Contemporary Chinese Literature

From 1967 to 1969, Duo Duo was devoted to reading classical Chinese literature, and, most importantly, selected works of Mao Zedong.14 Apparently, he was quite serious about his reading of Mao, which continued even after 1969, ...

Contemporary Chinese Literature

This book offers a case study of four of the most influential contemporary Chinese writers and 'cultural bastards' - Duoduo, an underground 'misty' poet; Wang Shuo, a 'hooligan' writer; Zhang Chengzhi, an old 'Red Guard' and new 'cultural heretic'; and Wang Xiaobo, a chronicler of Rabelaisian modern history.

A Dictionary of Chinese Literature

Since the 1970s, martial arts fiction has been the most widely read literary form of modern Chinese literature in China and abroad. Further Reading Ronald Miao, Early Medieval Chinese Poetry: The Life and Works of Wang Ts'an (Wiesbaden, ...

A Dictionary of Chinese Literature

A Dictionary of Chinese Literature provides more than 250 entries on the lengthy and remarkable literary tradition of China, from its earliest literary genres such as the 6th century gongti wenxue (palace-style literature), to contemporary forms, such as wanglu wenxue (internet literature). Covering notable writers, works, terms, trends, schools, movements, styles, and literary collections, as well as including a useful list of further reading at the end of most entries, this dictionary is a key reference point for students of Asian literature and languages, and those studying world literature in general.

Ancient and Early Medieval Chinese Literature vol 3 4

“'Yen-Ming Nang Fu' (Rhymeprose on the Eye-Brightening Sachet) of Emperor Chien-Wen of Liang: A Study in Medieval Folklore).” Journal of the American Oriental Society 97.2 ... How to Read Chinese Poetry: A Guided Anthology, 145–52.

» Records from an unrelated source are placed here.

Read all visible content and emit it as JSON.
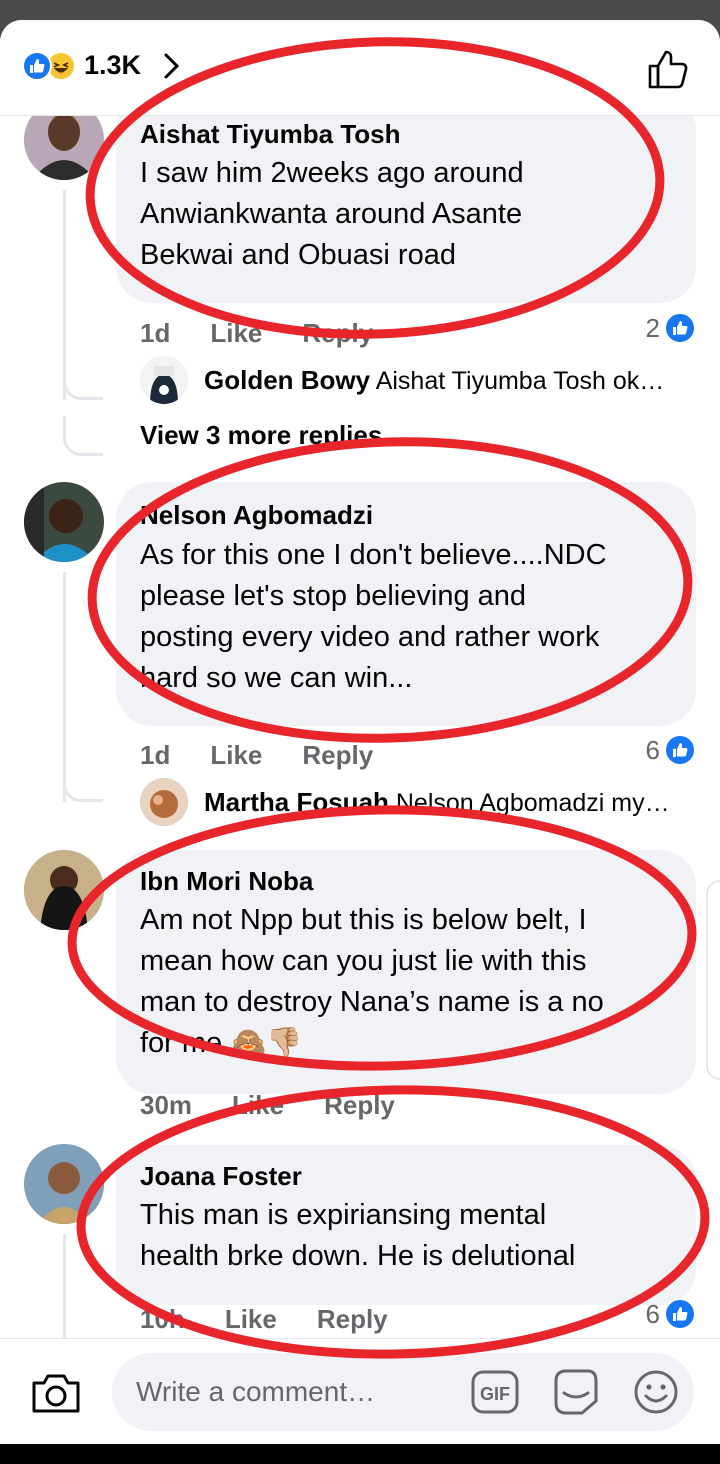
{
  "header": {
    "reaction_count": "1.3K",
    "reactions": [
      "like-icon",
      "haha-icon"
    ]
  },
  "comments": [
    {
      "author": "Aishat Tiyumba Tosh",
      "lines": [
        "I saw him 2weeks ago around",
        "Anwiankwanta around Asante",
        "Bekwai and Obuasi road"
      ],
      "time": "1d",
      "like_label": "Like",
      "reply_label": "Reply",
      "reactions": "2",
      "reply_preview": {
        "author": "Golden Bowy",
        "text": "Aishat Tiyumba Tosh ok…"
      },
      "view_more": "View 3 more replies..."
    },
    {
      "author": "Nelson Agbomadzi",
      "lines": [
        "As for this one I don't believe....NDC",
        "please let's stop believing and",
        "posting every video and rather work",
        "hard so we can win..."
      ],
      "time": "1d",
      "like_label": "Like",
      "reply_label": "Reply",
      "reactions": "6",
      "reply_preview": {
        "author": "Martha Fosuah",
        "text": "Nelson Agbomadzi my…"
      }
    },
    {
      "author": "Ibn Mori Noba",
      "lines": [
        "Am not Npp but this is below belt, I",
        "mean how can you just lie with this",
        "man to destroy Nana’s name is a no",
        "for me 🙈👎🏼"
      ],
      "time": "30m",
      "like_label": "Like",
      "reply_label": "Reply"
    },
    {
      "author": "Joana Foster",
      "lines": [
        "This man is expiriansing mental",
        "health brke down. He is delutional"
      ],
      "time": "10h",
      "like_label": "Like",
      "reply_label": "Reply",
      "reactions": "6"
    }
  ],
  "composer": {
    "placeholder": "Write a comment…",
    "gif_label": "GIF"
  },
  "colors": {
    "accent": "#1877f2",
    "annotation": "#e8252b",
    "bubble": "#f0f2f5",
    "meta_text": "#65676b"
  }
}
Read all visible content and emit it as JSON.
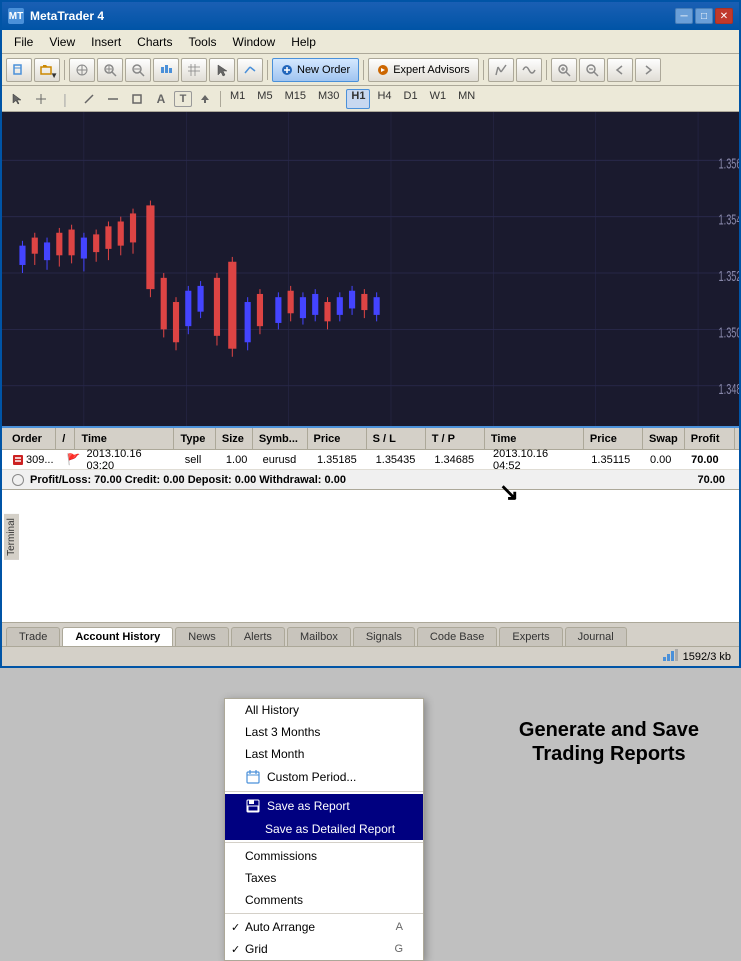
{
  "window": {
    "title": "MetaTrader 4",
    "icon": "MT"
  },
  "titlebar_controls": {
    "minimize": "─",
    "restore": "□",
    "close": "✕"
  },
  "menubar": {
    "items": [
      "File",
      "View",
      "Insert",
      "Charts",
      "Tools",
      "Window",
      "Help"
    ]
  },
  "toolbar": {
    "new_order_label": "New Order",
    "expert_advisors_label": "Expert Advisors"
  },
  "timeframes": {
    "items": [
      "M1",
      "M5",
      "M15",
      "M30",
      "H1",
      "H4",
      "D1",
      "W1",
      "MN"
    ],
    "active": "H1"
  },
  "table": {
    "headers": [
      "Order",
      "/",
      "Time",
      "Type",
      "Size",
      "Symb...",
      "Price",
      "S / L",
      "T / P",
      "Time",
      "Price",
      "Swap",
      "Profit"
    ],
    "rows": [
      {
        "order": "309...",
        "flag": "🚩",
        "time": "2013.10.16 03:20",
        "type": "sell",
        "size": "1.00",
        "symbol": "eurusd",
        "price": "1.35185",
        "sl": "1.35435",
        "tp": "1.34685",
        "close_time": "2013.10.16 04:52",
        "close_price": "1.35115",
        "swap": "0.00",
        "profit": "70.00"
      }
    ],
    "summary": "Profit/Loss: 70.00  Credit: 0.00  Deposit: 0.00  Withdrawal: 0.00",
    "summary_value": "70.00"
  },
  "context_menu": {
    "items": [
      {
        "id": "all-history",
        "label": "All History",
        "type": "normal"
      },
      {
        "id": "last-3-months",
        "label": "Last 3 Months",
        "type": "normal"
      },
      {
        "id": "last-month",
        "label": "Last Month",
        "type": "normal"
      },
      {
        "id": "custom-period",
        "label": "Custom Period...",
        "type": "normal",
        "has_icon": true
      },
      {
        "id": "separator1",
        "type": "separator"
      },
      {
        "id": "save-report",
        "label": "Save as Report",
        "type": "highlighted",
        "has_icon": true
      },
      {
        "id": "save-detailed",
        "label": "Save as Detailed Report",
        "type": "highlighted"
      },
      {
        "id": "separator2",
        "type": "separator"
      },
      {
        "id": "commissions",
        "label": "Commissions",
        "type": "normal"
      },
      {
        "id": "taxes",
        "label": "Taxes",
        "type": "normal"
      },
      {
        "id": "comments",
        "label": "Comments",
        "type": "normal"
      },
      {
        "id": "separator3",
        "type": "separator"
      },
      {
        "id": "auto-arrange",
        "label": "Auto Arrange",
        "shortcut": "A",
        "type": "checked"
      },
      {
        "id": "grid",
        "label": "Grid",
        "shortcut": "G",
        "type": "checked"
      }
    ]
  },
  "annotation": {
    "line1": "Generate and Save",
    "line2": "Trading Reports"
  },
  "tabs": {
    "items": [
      "Trade",
      "Account History",
      "News",
      "Alerts",
      "Mailbox",
      "Signals",
      "Code Base",
      "Experts",
      "Journal"
    ],
    "active": "Account History"
  },
  "statusbar": {
    "memory": "1592/3 kb"
  }
}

Ancient and Early Medieval Chinese Literature  vol 3   4

The long-awaited, first Western-language reference guide, this work offers a wealth of information on writers, genres, literary schools and terms of the Chinese literary tradition from earliest times to the seventh century C.E. Indispensable for scholars and students of pre-modern Chinese literature, history, and thought. Part Three contains Xia - Y. Part Four contains the Z and an extensive index to the four volumes.

Essays on Chinese Literature

Their impact on Chinese culture and society is beyond our assessment.6 The study of Dream of the Red ... He urged the young people to " read a few only " or " not to readChinese classics , fearing that they would be poisoned by the ...

Essays on Chinese Literature


Classical Chinese Literature

In the early years of the present century , Lytton Strachey read Chinese poems in Giles ' late - Victorian ... to be the work of a single mind , 10 8 9 Stephen Weston , Fragments of Oriental Literature ( London : 1807 ) , p . xii .

Classical Chinese Literature